That Ben adored the afternoon. The power was loved by him. There is minute where he’d come across and say: “Ah, the enjoyment.” We place that to the film. “Ah, the enjoyment.” It absolutely was enjoyable to place this newspaper out. It had been a great time. Predicated on several other material that we saw, he also stated, at one point: “You’ve got to have it appropriate. Because for the next 24 hours if you set it down in type at midnight and it goes out at 4 o’clock in the morning, you have to eat it. You cannot simply issue a fast walk-back. You need to explain which you started using it incorrect, why you have it incorrect, and after that you need certainly to set it right.” And he never ever wished to be for the reason that place. He additionally owned the space as he stepped involved with it. He had been a excessively confident man; he had been conscious of their body. He knew exactly just just how he done not just their wardrobe, however the space he was at. As well as all, truth be told, adored him. Even if it stumbled on fights that are bitter him. He had been supremely truthful and demanding of himself, just as much as anyone else.
Today what’s the significance of this story?
When you are not merely celebrating the nostalgia of history, it precipitates to behavior that is human. And peoples behavior never changes. It is usually the exact same. Vanity of vanity, absolutely nothing brand new underneath the sun. The Nixon management attempted to stop the whole tale from being posted. They took regarding the First Amendment by saying: “You can not inform that tale, and you. when you do, we will jeopardize” That is going on, needless to say, at this time.
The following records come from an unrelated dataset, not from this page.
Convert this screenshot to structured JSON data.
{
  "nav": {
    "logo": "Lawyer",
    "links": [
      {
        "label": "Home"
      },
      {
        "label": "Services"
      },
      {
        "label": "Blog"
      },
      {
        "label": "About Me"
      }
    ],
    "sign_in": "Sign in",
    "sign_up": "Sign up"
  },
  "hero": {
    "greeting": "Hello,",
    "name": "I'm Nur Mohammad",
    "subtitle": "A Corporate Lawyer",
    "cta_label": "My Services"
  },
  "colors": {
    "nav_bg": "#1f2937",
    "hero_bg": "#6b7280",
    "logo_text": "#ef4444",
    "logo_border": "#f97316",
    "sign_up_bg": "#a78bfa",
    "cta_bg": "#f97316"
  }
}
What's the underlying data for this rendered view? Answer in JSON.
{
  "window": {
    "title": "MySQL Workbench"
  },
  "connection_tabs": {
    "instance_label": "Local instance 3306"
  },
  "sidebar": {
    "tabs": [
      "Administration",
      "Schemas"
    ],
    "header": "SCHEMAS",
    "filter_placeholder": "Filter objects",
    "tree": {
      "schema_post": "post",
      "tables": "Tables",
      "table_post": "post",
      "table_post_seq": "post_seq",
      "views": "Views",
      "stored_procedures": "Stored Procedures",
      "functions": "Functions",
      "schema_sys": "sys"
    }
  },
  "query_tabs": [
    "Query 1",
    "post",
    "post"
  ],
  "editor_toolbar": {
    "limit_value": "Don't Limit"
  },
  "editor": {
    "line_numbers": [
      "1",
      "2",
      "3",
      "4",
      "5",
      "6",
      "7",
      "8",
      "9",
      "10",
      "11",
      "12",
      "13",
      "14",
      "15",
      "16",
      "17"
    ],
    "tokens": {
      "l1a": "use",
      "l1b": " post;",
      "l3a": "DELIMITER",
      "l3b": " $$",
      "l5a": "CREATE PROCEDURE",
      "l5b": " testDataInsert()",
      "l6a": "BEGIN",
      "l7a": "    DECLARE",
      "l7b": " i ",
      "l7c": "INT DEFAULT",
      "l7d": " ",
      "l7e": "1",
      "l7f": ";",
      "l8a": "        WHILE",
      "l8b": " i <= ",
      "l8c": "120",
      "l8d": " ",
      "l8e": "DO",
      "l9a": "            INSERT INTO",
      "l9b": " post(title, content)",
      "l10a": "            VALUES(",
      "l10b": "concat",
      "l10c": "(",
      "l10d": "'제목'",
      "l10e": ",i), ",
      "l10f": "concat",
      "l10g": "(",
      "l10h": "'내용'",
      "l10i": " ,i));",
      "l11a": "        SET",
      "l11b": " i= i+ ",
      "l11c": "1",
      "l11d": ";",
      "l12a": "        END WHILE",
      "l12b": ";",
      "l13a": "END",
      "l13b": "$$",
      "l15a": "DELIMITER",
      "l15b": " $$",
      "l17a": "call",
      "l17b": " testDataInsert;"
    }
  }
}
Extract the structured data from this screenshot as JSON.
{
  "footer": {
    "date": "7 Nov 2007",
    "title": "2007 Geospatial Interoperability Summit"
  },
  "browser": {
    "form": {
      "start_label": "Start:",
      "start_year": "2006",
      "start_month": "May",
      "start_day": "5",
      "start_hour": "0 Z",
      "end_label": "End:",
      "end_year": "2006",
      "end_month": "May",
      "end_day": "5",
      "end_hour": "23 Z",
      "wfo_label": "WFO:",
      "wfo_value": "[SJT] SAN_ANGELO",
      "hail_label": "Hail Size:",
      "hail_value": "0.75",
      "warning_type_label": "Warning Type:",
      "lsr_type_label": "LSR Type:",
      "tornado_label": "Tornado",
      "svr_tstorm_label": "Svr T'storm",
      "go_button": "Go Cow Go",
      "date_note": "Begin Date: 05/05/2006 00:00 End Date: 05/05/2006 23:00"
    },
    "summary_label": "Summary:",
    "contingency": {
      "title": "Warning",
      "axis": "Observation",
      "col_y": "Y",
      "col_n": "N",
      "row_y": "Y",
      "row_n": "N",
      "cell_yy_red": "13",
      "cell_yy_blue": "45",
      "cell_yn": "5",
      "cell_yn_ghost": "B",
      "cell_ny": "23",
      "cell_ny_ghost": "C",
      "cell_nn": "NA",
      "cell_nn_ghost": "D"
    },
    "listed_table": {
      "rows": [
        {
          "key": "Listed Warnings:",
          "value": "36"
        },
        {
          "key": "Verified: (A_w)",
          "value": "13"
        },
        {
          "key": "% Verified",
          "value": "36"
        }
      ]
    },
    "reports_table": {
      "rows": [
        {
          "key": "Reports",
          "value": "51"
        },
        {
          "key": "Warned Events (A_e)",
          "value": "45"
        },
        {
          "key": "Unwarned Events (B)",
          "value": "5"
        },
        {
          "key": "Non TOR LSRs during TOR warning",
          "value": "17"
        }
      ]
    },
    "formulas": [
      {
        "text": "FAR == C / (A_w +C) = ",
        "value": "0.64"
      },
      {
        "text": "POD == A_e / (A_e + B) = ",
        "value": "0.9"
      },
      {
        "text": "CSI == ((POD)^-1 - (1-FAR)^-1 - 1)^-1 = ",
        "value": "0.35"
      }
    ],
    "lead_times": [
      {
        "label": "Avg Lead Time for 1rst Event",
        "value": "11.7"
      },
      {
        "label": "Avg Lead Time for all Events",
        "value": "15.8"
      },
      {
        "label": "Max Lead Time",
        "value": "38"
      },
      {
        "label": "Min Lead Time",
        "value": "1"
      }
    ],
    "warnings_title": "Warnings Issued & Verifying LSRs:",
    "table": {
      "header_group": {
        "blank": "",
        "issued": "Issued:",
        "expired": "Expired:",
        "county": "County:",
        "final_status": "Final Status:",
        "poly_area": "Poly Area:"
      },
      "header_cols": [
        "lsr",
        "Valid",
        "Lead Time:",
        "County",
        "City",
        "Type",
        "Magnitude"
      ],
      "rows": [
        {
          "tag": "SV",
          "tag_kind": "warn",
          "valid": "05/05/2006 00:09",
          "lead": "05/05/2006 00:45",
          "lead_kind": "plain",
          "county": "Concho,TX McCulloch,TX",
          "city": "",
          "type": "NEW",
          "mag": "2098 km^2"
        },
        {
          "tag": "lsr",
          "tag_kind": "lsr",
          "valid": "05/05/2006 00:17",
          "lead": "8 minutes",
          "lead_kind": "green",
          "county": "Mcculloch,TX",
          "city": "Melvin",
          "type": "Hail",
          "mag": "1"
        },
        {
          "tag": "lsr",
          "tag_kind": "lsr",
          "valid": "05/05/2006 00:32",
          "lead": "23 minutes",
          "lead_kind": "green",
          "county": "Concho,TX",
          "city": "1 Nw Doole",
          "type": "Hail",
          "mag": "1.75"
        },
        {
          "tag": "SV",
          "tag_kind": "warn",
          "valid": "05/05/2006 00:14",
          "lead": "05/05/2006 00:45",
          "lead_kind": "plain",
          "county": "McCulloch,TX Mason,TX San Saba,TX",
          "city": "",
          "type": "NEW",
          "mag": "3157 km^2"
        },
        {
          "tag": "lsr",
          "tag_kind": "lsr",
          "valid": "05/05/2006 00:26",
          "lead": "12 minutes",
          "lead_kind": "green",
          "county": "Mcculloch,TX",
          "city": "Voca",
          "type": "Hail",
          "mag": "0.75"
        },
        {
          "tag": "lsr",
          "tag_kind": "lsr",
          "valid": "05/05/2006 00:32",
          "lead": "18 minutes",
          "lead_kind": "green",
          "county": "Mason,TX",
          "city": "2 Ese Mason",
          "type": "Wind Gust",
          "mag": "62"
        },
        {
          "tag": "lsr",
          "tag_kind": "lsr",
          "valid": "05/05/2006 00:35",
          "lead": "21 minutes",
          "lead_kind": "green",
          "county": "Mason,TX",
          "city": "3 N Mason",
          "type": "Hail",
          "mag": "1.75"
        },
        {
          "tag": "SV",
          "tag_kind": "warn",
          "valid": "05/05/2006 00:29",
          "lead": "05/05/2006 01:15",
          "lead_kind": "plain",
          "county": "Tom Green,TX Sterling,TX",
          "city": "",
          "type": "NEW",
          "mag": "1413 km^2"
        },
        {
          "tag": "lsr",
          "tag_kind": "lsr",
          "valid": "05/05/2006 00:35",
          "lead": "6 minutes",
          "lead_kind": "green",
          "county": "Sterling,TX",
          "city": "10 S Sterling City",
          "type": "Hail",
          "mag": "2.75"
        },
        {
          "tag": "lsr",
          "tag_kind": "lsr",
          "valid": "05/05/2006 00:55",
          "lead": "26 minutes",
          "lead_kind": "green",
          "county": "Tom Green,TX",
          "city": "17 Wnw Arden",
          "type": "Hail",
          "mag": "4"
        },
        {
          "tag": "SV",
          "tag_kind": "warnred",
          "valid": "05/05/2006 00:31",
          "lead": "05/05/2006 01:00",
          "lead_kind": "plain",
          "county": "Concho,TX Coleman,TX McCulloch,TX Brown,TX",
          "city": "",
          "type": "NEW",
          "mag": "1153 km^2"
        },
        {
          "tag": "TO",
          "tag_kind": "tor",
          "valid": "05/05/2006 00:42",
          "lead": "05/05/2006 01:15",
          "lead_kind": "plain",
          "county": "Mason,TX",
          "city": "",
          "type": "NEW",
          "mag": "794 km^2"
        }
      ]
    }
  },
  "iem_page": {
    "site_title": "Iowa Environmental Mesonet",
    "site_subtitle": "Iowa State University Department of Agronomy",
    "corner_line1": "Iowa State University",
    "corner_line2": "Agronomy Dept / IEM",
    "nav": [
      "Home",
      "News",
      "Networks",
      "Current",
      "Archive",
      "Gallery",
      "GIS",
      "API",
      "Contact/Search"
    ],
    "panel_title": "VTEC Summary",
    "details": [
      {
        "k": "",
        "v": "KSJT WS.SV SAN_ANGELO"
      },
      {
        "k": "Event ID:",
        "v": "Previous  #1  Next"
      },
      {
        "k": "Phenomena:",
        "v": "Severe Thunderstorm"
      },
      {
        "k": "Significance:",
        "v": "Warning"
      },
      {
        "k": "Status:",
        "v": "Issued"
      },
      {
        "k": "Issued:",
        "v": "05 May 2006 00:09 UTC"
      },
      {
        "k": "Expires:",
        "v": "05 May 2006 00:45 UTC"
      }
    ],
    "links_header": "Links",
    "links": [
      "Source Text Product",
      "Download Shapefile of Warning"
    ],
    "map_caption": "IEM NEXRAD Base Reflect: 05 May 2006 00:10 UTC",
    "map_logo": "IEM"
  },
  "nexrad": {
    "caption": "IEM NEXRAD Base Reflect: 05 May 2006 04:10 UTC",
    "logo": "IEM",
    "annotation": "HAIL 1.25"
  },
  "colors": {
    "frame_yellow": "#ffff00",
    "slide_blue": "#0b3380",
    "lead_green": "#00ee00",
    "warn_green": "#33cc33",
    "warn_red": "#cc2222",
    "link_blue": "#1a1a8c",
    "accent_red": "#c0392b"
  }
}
In what manner?
There is amount of ways that one can assault the very first Amendment. Back 1971, it absolutely was carried out in this type of boldfaced means that a newsprint, the latest York instances, had been stopped from posting an account. Plus it ended up being threatened; anyone who was simply planning to make an effort to publish that tale would definitely head to prison for treason. Treason, my buddy. This is the items that continues with tin-pot dictators and tyrants which are communist third-world banana republics. But I would need to state, as Steven Spielberg stated: “the stark reality is building a comeback.”
What troubles you in regards to the means the press is addressed today?
There had previously been this idea, as the later on Senator Daniel Moynihan utilized to state: “You’re entitled to your very own views, not your personal facts.” Truth is irrefutable. Well, as it happens folks are saying: “No, truth is maybe not irrefutable. We could decide whatever facts that individuals want, that people would like.” Right now, let me make it clear, you will find individuals in energy wanting to — if maybe not quash or stop the best to book, then at the very least denigrate it into the point where|true pointwhere these are generally saying there’s absolutely no truth to it whatsoever. And you can find stories out there that would be the truth, in organs of this Fourth property like the newest York days and also the Washington Post.
If Donald Trump desired one to monitor this film during the White home, can you go?
That is an appealing concern. I do not think I would personally. I didn’t think things were going to be this way last November because I think that at some point — look. I’d n’t have had the oppertunity to imagine that people will be located in a country where neo-Nazis are doing torchlight parades in Charlottesville Va. and jokes about Pocahontas are increasingly being produced in front side associated with Navajo rule talkers. And separately we must determine once we decide to try the ramparts. That you do not decide to try the ramparts always immediately, you have to begin weighing things. You may think: “You understand what? I believe now is the time.” Here is the moment where, in certain means, our individual alternatives are planning to need to mirror our views. We need to start voting, actually, prior to the election. Therefore, I would personally probably vote never to get.